*** Begin section ***
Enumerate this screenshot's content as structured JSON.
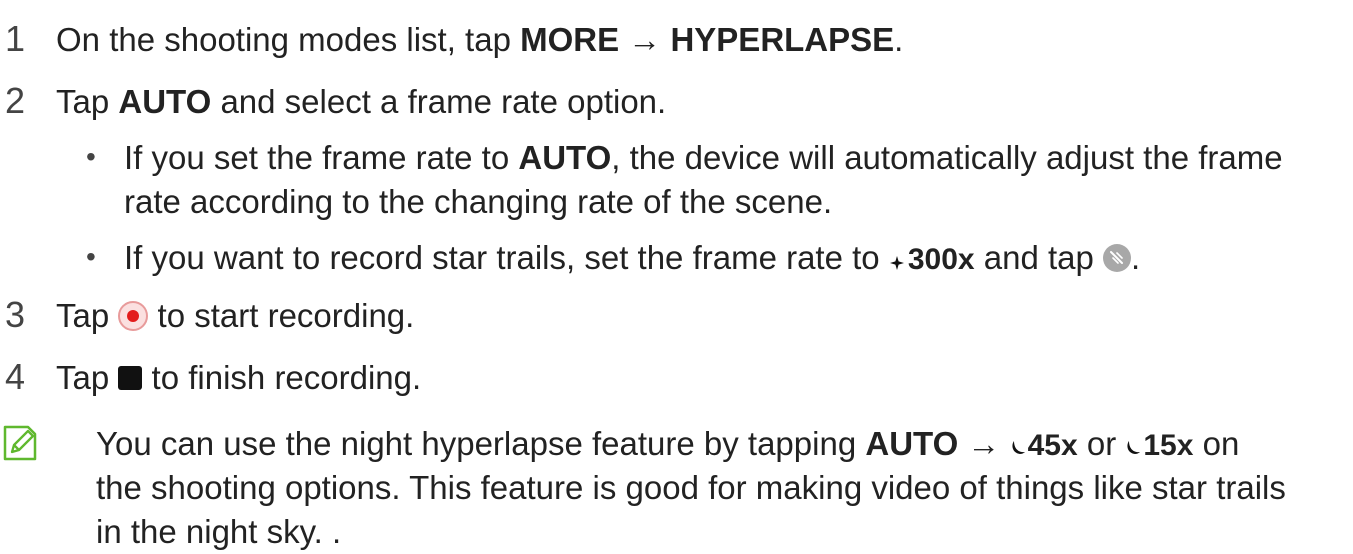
{
  "steps": [
    {
      "num": "1",
      "pre": "On the shooting modes list, tap ",
      "b1": "MORE",
      "arrow": " → ",
      "b2": "HYPERLAPSE",
      "post": "."
    },
    {
      "num": "2",
      "pre": "Tap ",
      "b1": "AUTO",
      "post": " and select a frame rate option."
    },
    {
      "num": "3",
      "pre": "Tap ",
      "post": " to start recording."
    },
    {
      "num": "4",
      "pre": "Tap ",
      "post": " to finish recording."
    }
  ],
  "bullets": [
    {
      "pre": "If you set the frame rate to ",
      "b1": "AUTO",
      "post": ", the device will automatically adjust the frame",
      "cont": "rate according to the changing rate of the scene."
    },
    {
      "pre": "If you want to record star trails, set the frame rate to ",
      "badge": "300x",
      "mid": " and tap ",
      "post": "."
    }
  ],
  "note": {
    "pre": "You can use the night hyperlapse feature by tapping ",
    "b1": "AUTO",
    "arrow": " → ",
    "badge1": "45x",
    "or": " or ",
    "badge2": "15x",
    "post": " on",
    "line2": "the shooting options. This feature is good for making video of things like star trails",
    "line3": "in the night sky. ."
  },
  "icons": [
    "star-sparkle-icon",
    "star-trail-icon",
    "record-icon",
    "stop-icon",
    "moon-icon",
    "note-pencil-icon"
  ],
  "colors": {
    "text": "#222222",
    "record_red": "#e31c1c",
    "note_green": "#5fb82e"
  }
}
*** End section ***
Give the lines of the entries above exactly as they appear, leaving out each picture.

Enumerate this screenshot's content as structured JSON.
{
  "steps": [
    {
      "num": "1",
      "pre": "On the shooting modes list, tap ",
      "b1": "MORE",
      "arrow": " → ",
      "b2": "HYPERLAPSE",
      "post": "."
    },
    {
      "num": "2",
      "pre": "Tap ",
      "b1": "AUTO",
      "post": " and select a frame rate option."
    },
    {
      "num": "3",
      "pre": "Tap ",
      "post": " to start recording."
    },
    {
      "num": "4",
      "pre": "Tap ",
      "post": " to finish recording."
    }
  ],
  "bullets": [
    {
      "pre": "If you set the frame rate to ",
      "b1": "AUTO",
      "post": ", the device will automatically adjust the frame",
      "cont": "rate according to the changing rate of the scene."
    },
    {
      "pre": "If you want to record star trails, set the frame rate to ",
      "badge": "300x",
      "mid": " and tap ",
      "post": "."
    }
  ],
  "note": {
    "pre": "You can use the night hyperlapse feature by tapping ",
    "b1": "AUTO",
    "arrow": " → ",
    "badge1": "45x",
    "or": " or ",
    "badge2": "15x",
    "post": " on",
    "line2": "the shooting options. This feature is good for making video of things like star trails",
    "line3": "in the night sky. ."
  },
  "icons": [
    "star-sparkle-icon",
    "star-trail-icon",
    "record-icon",
    "stop-icon",
    "moon-icon",
    "note-pencil-icon"
  ],
  "colors": {
    "text": "#222222",
    "record_red": "#e31c1c",
    "note_green": "#5fb82e"
  }
}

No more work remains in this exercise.